▶ _Required work_
Repeat the entries below exactly as they appear, with no pictures.

▶ _Given entries_
━━━
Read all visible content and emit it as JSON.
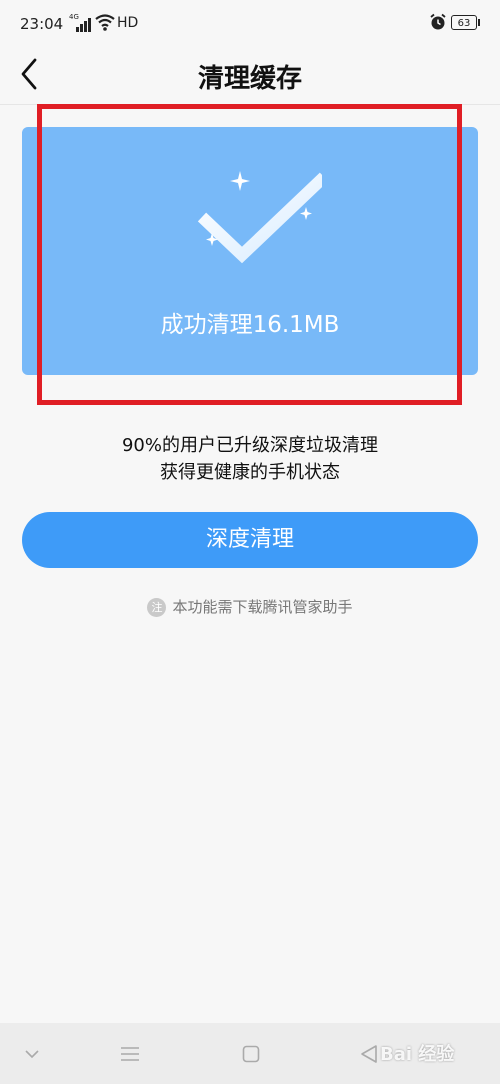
{
  "status_bar": {
    "time": "23:04",
    "network_label": "4G",
    "hd_label": "HD",
    "battery": "63",
    "icons": [
      "signal-icon",
      "wifi-icon",
      "alarm-icon",
      "battery-icon"
    ]
  },
  "header": {
    "title": "清理缓存",
    "back_icon": "chevron-left-icon"
  },
  "result": {
    "text": "成功清理16.1MB",
    "icon": "checkmark-sparkle-icon",
    "card_color": "#78b9f8"
  },
  "promo": {
    "line1": "90%的用户已升级深度垃圾清理",
    "line2": "获得更健康的手机状态"
  },
  "deep_clean_button": {
    "label": "深度清理",
    "color": "#3e9bf8"
  },
  "note": {
    "badge": "注",
    "text": "本功能需下载腾讯管家助手"
  },
  "highlight_color": "#e01e25",
  "watermark": "Bai 经验",
  "bottom_nav": [
    "chevron-down-icon",
    "menu-icon",
    "home-square-icon",
    "back-triangle-icon"
  ]
}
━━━
▶ _Exercise output_
Read all visible content and emit it as JSON.
{
  "status_bar": {
    "time": "23:04",
    "network_label": "4G",
    "hd_label": "HD",
    "battery": "63",
    "icons": [
      "signal-icon",
      "wifi-icon",
      "alarm-icon",
      "battery-icon"
    ]
  },
  "header": {
    "title": "清理缓存",
    "back_icon": "chevron-left-icon"
  },
  "result": {
    "text": "成功清理16.1MB",
    "icon": "checkmark-sparkle-icon",
    "card_color": "#78b9f8"
  },
  "promo": {
    "line1": "90%的用户已升级深度垃圾清理",
    "line2": "获得更健康的手机状态"
  },
  "deep_clean_button": {
    "label": "深度清理",
    "color": "#3e9bf8"
  },
  "note": {
    "badge": "注",
    "text": "本功能需下载腾讯管家助手"
  },
  "highlight_color": "#e01e25",
  "watermark": "Bai 经验",
  "bottom_nav": [
    "chevron-down-icon",
    "menu-icon",
    "home-square-icon",
    "back-triangle-icon"
  ]
}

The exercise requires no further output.